    I am glad that you focus on events in Europe as I believe that what happens there is what will drive recovery / further decline in the rest of the world. Quite apart from the direct trading effects, Europe has a huge impact on global confidence and the willingness to invest. for the future. Until Europe is settled I fear we will not see improvement at home or elsewhere. And I don’t see Europe settled anytime soon. We are enjoying a lull in the crisis which has been achieved through statements alone. Eventually markets will want to see the colour of their money and that’s where things may get interesting.

  • Anonymous

    Everybody involved in defrauding the bank went to jail. Nice precedent – it would be good to see all involved in the LIBOR scam going to jail too.

  • Rods

    Hi Shaun,

    The Eurozone economies seems to be a bit like an Australian colander with the North draining last!

    I saw a US bank’s 2013 and beyond prediction at Christmas and this showed most of the world recovering in 2013, except for Western Europe and especially the Eurozone, where they saw a prolonged recession with the EU percentage of world trade steadily declining for all of this decade. They gave the impression that Europe is turning into a self-inflicted irritable sideshow. So I think there is going to be increasing impatience from around the world on the EU dragging down the recovery.

    The UK’s economic fortunes I think will depend upon us getting on our bikes and trading with the rest of the world.

    Still look on the bright side King Canute’s Spanish descendants are alive and well in the EU parliament.

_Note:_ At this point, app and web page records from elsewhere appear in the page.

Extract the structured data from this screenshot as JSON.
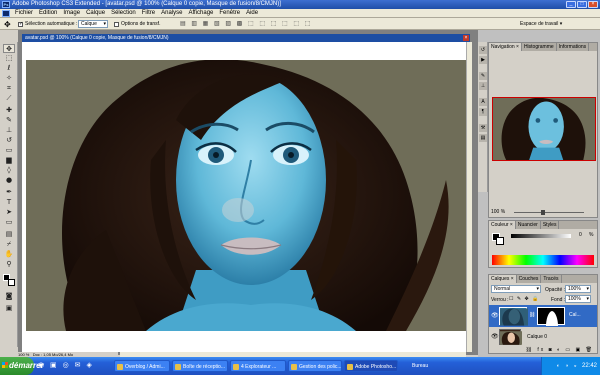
{
  "window": {
    "title": "Adobe Photoshop CS3 Extended - [avatar.psd @ 100% (Calque 0 copie, Masque de fusion/8/CMJN)]"
  },
  "menu": [
    "Fichier",
    "Edition",
    "Image",
    "Calque",
    "Sélection",
    "Filtre",
    "Analyse",
    "Affichage",
    "Fenêtre",
    "Aide"
  ],
  "options": {
    "auto_select_label": "Sélection automatique :",
    "auto_select_value": "Calque",
    "transform_label": "Options de transf.",
    "workspace_label": "Espace de travail ▾"
  },
  "document": {
    "title": "avatar.psd @ 100% (Calque 0 copie, Masque de fusion/8/CMJN)",
    "zoom": "100 %",
    "doc_info": "Doc : 1,05 Mo/26,4 Mo"
  },
  "navigator": {
    "tabs": [
      "Navigation ×",
      "Histogramme",
      "Informations"
    ],
    "zoom": "100 %"
  },
  "color_panel": {
    "tabs": [
      "Couleur ×",
      "Nuancier",
      "Styles"
    ],
    "channel_value": "0",
    "channel_unit": "%"
  },
  "layers_panel": {
    "tabs": [
      "Calques ×",
      "Couches",
      "Tracés"
    ],
    "blend_mode": "Normal",
    "opacity_label": "Opacité :",
    "opacity_value": "100%",
    "lock_label": "Verrou :",
    "fill_label": "Fond :",
    "fill_value": "100%",
    "layers": [
      {
        "name": "Cal...",
        "selected": true
      },
      {
        "name": "Calque 0",
        "selected": false
      }
    ]
  },
  "taskbar": {
    "start": "démarrer",
    "items": [
      "Overblog / Admi...",
      "Boîte de réceptio...",
      "4 Explorateur ...",
      "Gestion des polic...",
      "Adobe Photosho...",
      "Bureau"
    ],
    "clock": "22:42"
  },
  "colors": {
    "accent": "#316ac5",
    "photo_bg": "#6f6d58",
    "skin_tint": "#5fb8d8"
  }
}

A Spanish socialist MEP has introduced a motion that has been passed for consideration by the EU commission to be turned into a directive. If a company of over 100 employees makes somebody redundant they must support them with retraining, counselling and help with job applications until they can find another job. Just what many EU industries that are in trouble need, more unproductive costs and with unemployment going up, no jobs for former-employees. In Spain many companies that are in trouble, have gone under on the costs of restructuring, where they must give 45 days redundancy pay for every years service and they don’t want the risks and costs of taking somebody on if they are an growing company.

    The USSR failed economically due to unelected, unaccountable, out-of-touch leaders and the EU or EUSSR if political integration gets that far will go the same way. Unfortunately, if the history of the former USSR is anything to go by, most EU countries are going to get very, very poor before this happens and will take many decades to recover.

  • Anonymous

    Hi Guys
    It seems you only go to jail is you defraud a bank, if a bank defrauds you apparently no-one is actually responsible. It makes us look ever more like a “bankocracy”…

  • Anonymous

    The Euro rise carried on today against £ pushing through 1.20 and those numbers were in use for the Yen too as it went through 120 Yen. The ECB’s effective exchange rate is now 100.7.

    Such things have a lagged effect but they are a tightening of monetary policy whilst the mainstream media discusses easier monetary policy. Remember when we were promised that “growth,growth,growth” would be the strategy?

  • Anonymous

    Hi Rods
    It is an irony is it not when we see so much talk about and promises of more flexible labour markets (in Spain for example..) but there is still plenty of pressure the other way. In reality firms would carry on for a bit then perhaps fold completely…..